(Figure 1). Elsewhere, rainfall totals were less than 50% of normal for the majority of the region. The driest swaths, areas with less than 0.10" (Figure 2), ran along the Missouri River from western Iowa to central Missouri and from central Minnesota to east central Wisconsin. Precipitation deficits for the nine-day period topped 1.50" in western Missouri and southwest Iowa
(Figure 3). A few dozen daily precipitation records were set with most occurring from the 1st through the 3rd as the low pressure moved across northern Michigan (Figure 4).
Temperature Gradient from Minnesota to Kentucky
Temperatures across the region ranged from above normal in the northwest to below normal in the southeast
(Figure 5). Departures ranged from 7°F above normal in Minnesota to 5°F below normal in Kentucky. With the drier weather, the temperature range from daily minimum to maximum was larger than normal. This is evidenced by the warmer maximum temperature departures, when compared to minimum temperature departures, everywhere except northern Michigan (Figure 6). Daily temperature records were limited to a few dozen records, with record lows slightly more common than record highs.
Deadly Tornado in Southeast Missouri
June 4th brought an EF2 tornado, with winds estimated at 115 mph, to southeast Missouri killing three people in Diehlstadt, Missouri
(Scott County). Though the tornado was on the ground for only a half mile, a mobile home in its path was completely destroyed killing three occupants. The same storm also damaged over 50 homes as downburst winds damaged roofs, snapped trees and power poles, and blew down a church steeple. A detailed report including damage photos was posted by the Paducah NWS office. Other than the deadly storm in Diehlstadt, severe weather was fairly limited across the region during the first nine days of June
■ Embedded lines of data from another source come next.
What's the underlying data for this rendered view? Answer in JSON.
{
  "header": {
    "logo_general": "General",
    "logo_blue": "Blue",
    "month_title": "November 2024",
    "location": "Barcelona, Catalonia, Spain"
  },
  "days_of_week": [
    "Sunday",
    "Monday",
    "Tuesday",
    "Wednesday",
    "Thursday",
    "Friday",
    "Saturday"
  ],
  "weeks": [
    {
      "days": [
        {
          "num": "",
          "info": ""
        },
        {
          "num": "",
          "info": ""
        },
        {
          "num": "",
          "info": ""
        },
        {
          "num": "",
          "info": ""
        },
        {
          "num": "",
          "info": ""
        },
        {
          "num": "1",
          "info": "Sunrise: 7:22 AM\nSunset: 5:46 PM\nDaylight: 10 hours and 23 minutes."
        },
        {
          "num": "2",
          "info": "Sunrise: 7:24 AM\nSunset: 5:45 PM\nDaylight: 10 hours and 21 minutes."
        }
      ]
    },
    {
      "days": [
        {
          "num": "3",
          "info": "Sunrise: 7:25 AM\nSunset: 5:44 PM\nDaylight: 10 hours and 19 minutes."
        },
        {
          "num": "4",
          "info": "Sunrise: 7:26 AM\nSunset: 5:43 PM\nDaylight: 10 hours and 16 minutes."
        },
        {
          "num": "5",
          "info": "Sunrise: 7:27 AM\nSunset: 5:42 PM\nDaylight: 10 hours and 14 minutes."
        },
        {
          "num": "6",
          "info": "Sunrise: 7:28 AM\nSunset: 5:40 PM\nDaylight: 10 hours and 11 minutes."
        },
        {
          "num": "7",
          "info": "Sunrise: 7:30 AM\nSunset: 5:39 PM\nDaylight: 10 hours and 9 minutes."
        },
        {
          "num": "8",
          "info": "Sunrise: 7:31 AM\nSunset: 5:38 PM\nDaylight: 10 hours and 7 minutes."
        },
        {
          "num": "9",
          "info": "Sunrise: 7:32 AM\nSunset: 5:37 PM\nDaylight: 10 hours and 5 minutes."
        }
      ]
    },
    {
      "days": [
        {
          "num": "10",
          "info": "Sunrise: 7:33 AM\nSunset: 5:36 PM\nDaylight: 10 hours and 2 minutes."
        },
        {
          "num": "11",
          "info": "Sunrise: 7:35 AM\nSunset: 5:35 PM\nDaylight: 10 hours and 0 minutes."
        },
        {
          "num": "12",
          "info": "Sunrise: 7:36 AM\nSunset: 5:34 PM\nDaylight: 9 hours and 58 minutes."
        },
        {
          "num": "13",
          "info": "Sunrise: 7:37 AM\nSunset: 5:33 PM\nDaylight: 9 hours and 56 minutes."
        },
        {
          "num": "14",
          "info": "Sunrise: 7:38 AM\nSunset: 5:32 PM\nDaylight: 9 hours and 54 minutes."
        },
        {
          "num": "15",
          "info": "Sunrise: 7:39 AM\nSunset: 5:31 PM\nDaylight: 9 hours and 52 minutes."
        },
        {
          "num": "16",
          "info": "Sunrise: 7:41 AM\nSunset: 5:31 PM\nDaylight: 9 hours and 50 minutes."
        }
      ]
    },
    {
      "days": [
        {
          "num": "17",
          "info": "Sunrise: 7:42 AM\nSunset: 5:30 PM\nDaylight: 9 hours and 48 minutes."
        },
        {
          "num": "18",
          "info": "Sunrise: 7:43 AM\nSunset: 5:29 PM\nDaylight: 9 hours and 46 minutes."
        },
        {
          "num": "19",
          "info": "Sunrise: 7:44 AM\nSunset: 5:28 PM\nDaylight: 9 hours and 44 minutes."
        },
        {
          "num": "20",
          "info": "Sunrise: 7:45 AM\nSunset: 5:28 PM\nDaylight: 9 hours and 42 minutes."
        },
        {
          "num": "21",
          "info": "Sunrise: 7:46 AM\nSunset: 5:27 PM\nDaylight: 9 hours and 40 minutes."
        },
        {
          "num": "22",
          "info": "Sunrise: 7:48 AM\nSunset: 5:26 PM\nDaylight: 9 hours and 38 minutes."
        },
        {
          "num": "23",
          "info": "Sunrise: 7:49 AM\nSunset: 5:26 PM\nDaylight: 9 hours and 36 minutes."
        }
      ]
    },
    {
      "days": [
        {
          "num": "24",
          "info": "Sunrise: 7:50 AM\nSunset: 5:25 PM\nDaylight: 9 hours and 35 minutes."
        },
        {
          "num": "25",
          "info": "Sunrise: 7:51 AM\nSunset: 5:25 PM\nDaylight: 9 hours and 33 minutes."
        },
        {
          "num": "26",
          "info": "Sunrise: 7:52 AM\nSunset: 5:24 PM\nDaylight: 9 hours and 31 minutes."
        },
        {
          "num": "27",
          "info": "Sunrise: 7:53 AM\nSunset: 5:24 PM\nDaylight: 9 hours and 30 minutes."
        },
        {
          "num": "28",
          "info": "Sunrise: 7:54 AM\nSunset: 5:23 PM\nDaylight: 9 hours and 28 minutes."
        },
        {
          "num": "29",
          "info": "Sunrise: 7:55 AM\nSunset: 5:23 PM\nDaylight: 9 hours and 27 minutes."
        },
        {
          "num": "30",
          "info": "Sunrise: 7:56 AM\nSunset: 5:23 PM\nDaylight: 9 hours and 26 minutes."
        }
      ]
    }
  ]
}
The cooler temperatures for most of the southern two-thirds of the region were welcome with the developing drought in the region. The upper Midwest was warmer but that area picked up good rains either last week or this week and was better able to withstand the heat. Conditions have rapidly deteriorated from Iowa and Missouri east to Indiana over the past few weeks with the dry conditions as concerns have continued to mount about further drought development if the rains don't return soon (Figure 8). Reports from farmers in the southern two-thirds of the region indicate drier than normal topsoil for large percentages of each state.